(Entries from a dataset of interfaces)

*** Begin section ***

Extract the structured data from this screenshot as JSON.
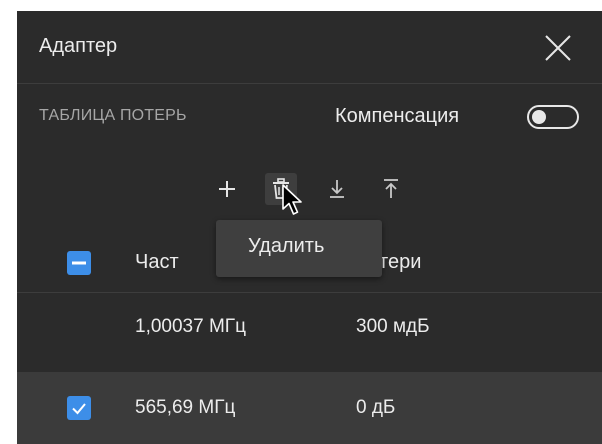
{
  "dialog": {
    "title": "Адаптер",
    "close_icon": "close-icon"
  },
  "loss_table": {
    "section_label": "ТАБЛИЦА ПОТЕРЬ",
    "compensation_label": "Компенсация",
    "compensation_enabled": false,
    "toolbar": {
      "add_icon": "plus-icon",
      "delete_icon": "trash-icon",
      "import_icon": "download-icon",
      "export_icon": "upload-icon"
    },
    "tooltip": "Удалить",
    "columns": {
      "frequency": "Частота",
      "frequency_visible": "Част",
      "loss": "Потери",
      "loss_visible": "Потери"
    },
    "rows": [
      {
        "selected": false,
        "frequency": "1,00037 МГц",
        "loss": "300 мдБ"
      },
      {
        "selected": true,
        "frequency": "565,69 МГц",
        "loss": "0 дБ"
      }
    ]
  },
  "colors": {
    "panel_bg": "#2b2b2b",
    "selected_row_bg": "#3b3b3b",
    "accent": "#3d8ee8",
    "text": "#ececec",
    "muted_text": "#a6a6a6"
  }
}
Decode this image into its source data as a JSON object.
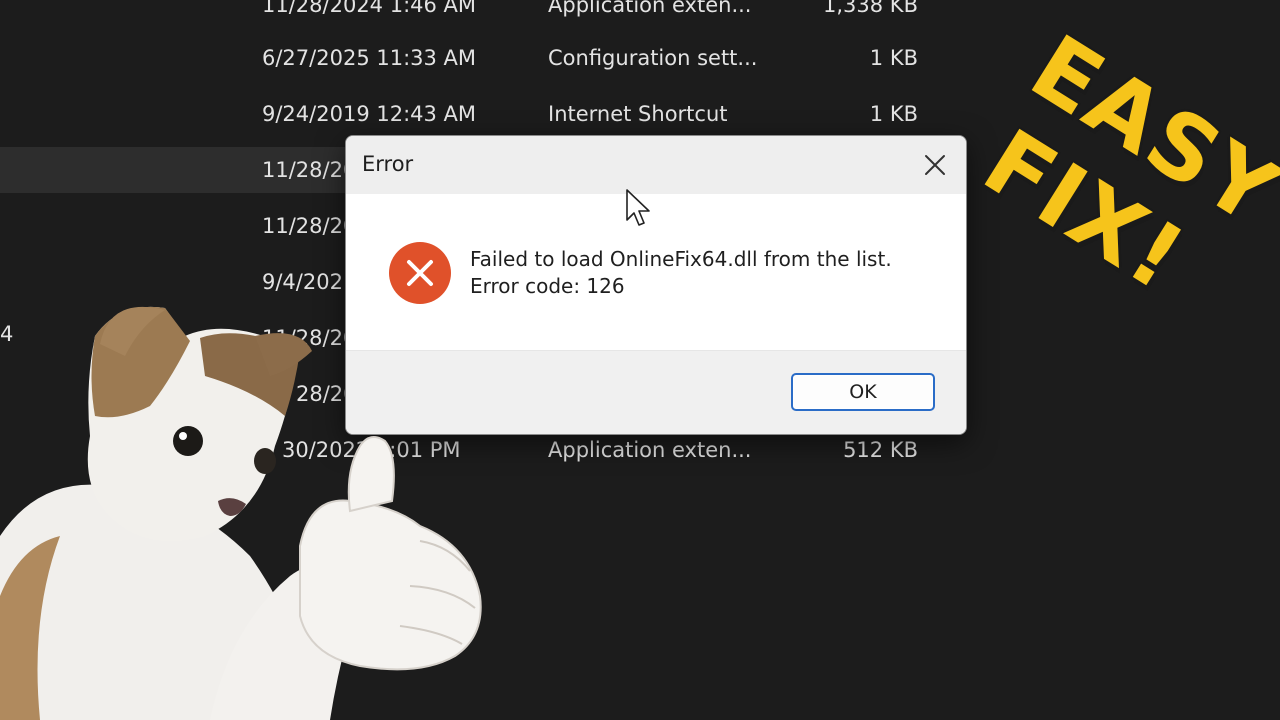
{
  "file_list": [
    {
      "date": "11/28/2024 1:46 AM",
      "type": "Application exten...",
      "size": "1,338 KB"
    },
    {
      "date": "6/27/2025 11:33 AM",
      "type": "Configuration sett...",
      "size": "1 KB"
    },
    {
      "date": "9/24/2019 12:43 AM",
      "type": "Internet Shortcut",
      "size": "1 KB"
    },
    {
      "date": "11/28/20",
      "type": "",
      "size": ""
    },
    {
      "date": "11/28/20",
      "type": "",
      "size": ""
    },
    {
      "date": "9/4/202",
      "type": "",
      "size": ""
    },
    {
      "date": "11/28/20",
      "type": "",
      "size": ""
    },
    {
      "date": "28/20",
      "type": "",
      "size": ""
    },
    {
      "date": "30/2022 5:01 PM",
      "type": "Application exten...",
      "size": "512 KB"
    }
  ],
  "stray_text": "4",
  "dialog": {
    "title": "Error",
    "message_line1": "Failed to load OnlineFix64.dll from the list.",
    "message_line2": "Error code: 126",
    "ok_label": "OK"
  },
  "overlay": {
    "line1": "EASY",
    "line2": "FIX!",
    "color": "#f6c41b"
  },
  "icons": {
    "error": "error-circle-icon",
    "close": "close-icon",
    "cursor": "mouse-pointer-icon"
  },
  "colors": {
    "error_red": "#e0512a",
    "dialog_bg": "#ffffff",
    "button_border": "#2a6cc7"
  }
}
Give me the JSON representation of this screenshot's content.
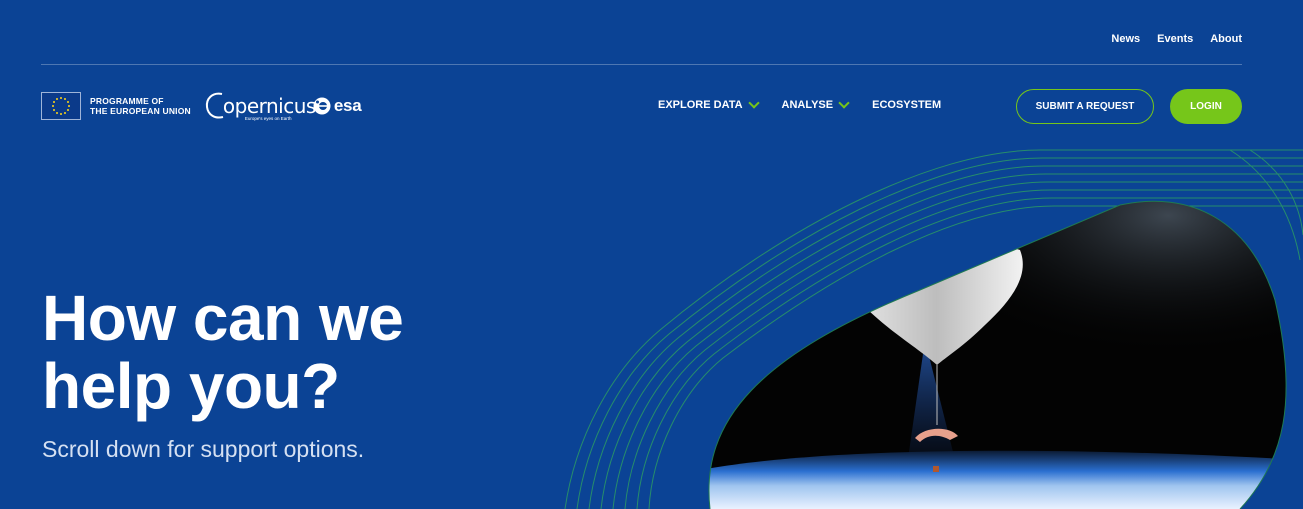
{
  "top_nav": {
    "news": "News",
    "events": "Events",
    "about": "About"
  },
  "logos": {
    "eu_line1": "PROGRAMME OF",
    "eu_line2": "THE EUROPEAN UNION",
    "copernicus_word": "opernicus",
    "copernicus_tagline": "Europe's eyes on Earth",
    "esa_word": "esa"
  },
  "main_nav": {
    "explore_data": "EXPLORE DATA",
    "analyse": "ANALYSE",
    "ecosystem": "ECOSYSTEM"
  },
  "actions": {
    "submit_request": "SUBMIT A REQUEST",
    "login": "LOGIN"
  },
  "hero": {
    "title": "How can we help you?",
    "subtitle": "Scroll down for support options."
  },
  "colors": {
    "background": "#0b4395",
    "accent": "#76c61a"
  }
}
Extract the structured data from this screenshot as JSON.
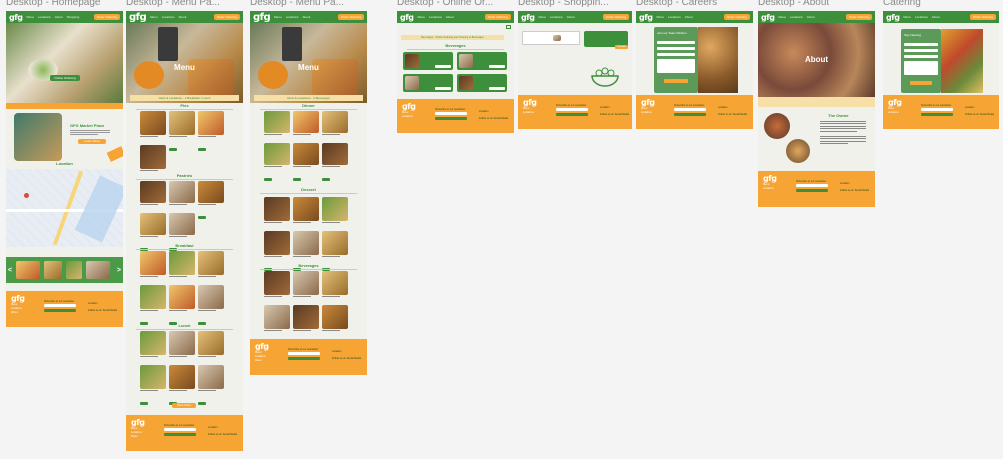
{
  "frames": {
    "home": "Desktop - Homepage",
    "menu1": "Desktop - Menu Pa...",
    "menu2": "Desktop - Menu Pa...",
    "online": "Desktop - Online Or...",
    "shopping": "Desktop - Shoppin...",
    "careers": "Desktop - Careers",
    "about": "Desktop - About",
    "catering": "Catering"
  },
  "nav": {
    "logo": "gfg",
    "links": [
      "Menu",
      "Locations",
      "About",
      "Shopping",
      "Careers"
    ],
    "order_label": "Order Ordering"
  },
  "home": {
    "hero_button": "Online Ordering",
    "market_title": "GFG Market Place",
    "market_button": "Learn More",
    "location_title": "Location",
    "carousel_prev": "<",
    "carousel_next": ">"
  },
  "menu1": {
    "hero_title": "Menu",
    "banner": "Glow & Locations - 1 Breakfast / Lunch",
    "sections": [
      "Pies",
      "Pastries",
      "Breakfast",
      "Lunch"
    ],
    "more_button": "View More"
  },
  "menu2": {
    "hero_title": "Menu",
    "banner": "Glow & Locations - 1 Beverages",
    "sections": [
      "Dinner",
      "Dessert",
      "Beverages"
    ]
  },
  "online": {
    "banner": "Beverages - Online Ordering and Ordering to Beverages",
    "section": "Beverages"
  },
  "shopping": {
    "button": "Checkout"
  },
  "careers": {
    "title": "Join our Team Kitchen"
  },
  "about": {
    "hero_title": "About",
    "owner_title": "The Owner"
  },
  "catering": {
    "title": "Gfg Catering"
  },
  "footer": {
    "logo": "gfg",
    "subscribe": "Subscribe to our newsletter",
    "button": "Subscribe",
    "location": "Location",
    "follow": "Follow us on Social Media"
  },
  "colors": {
    "green": "#3e8f3c",
    "orange": "#f6a434",
    "cream": "#f1f1ec",
    "canvas": "#f4f4f4"
  }
}
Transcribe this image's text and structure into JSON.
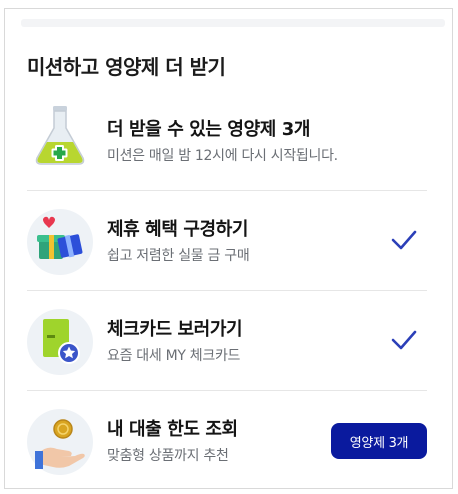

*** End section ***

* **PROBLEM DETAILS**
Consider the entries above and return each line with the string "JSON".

* **EXERCISE RESULT**
Extract the structured data from this screenshot as JSON.
Decode this image into its source data as a JSON object.
Give me the JSON representation of this screenshot's content.
Extract the structured data from this screenshot as JSON.
Transcribe this image's text and structure into JSON.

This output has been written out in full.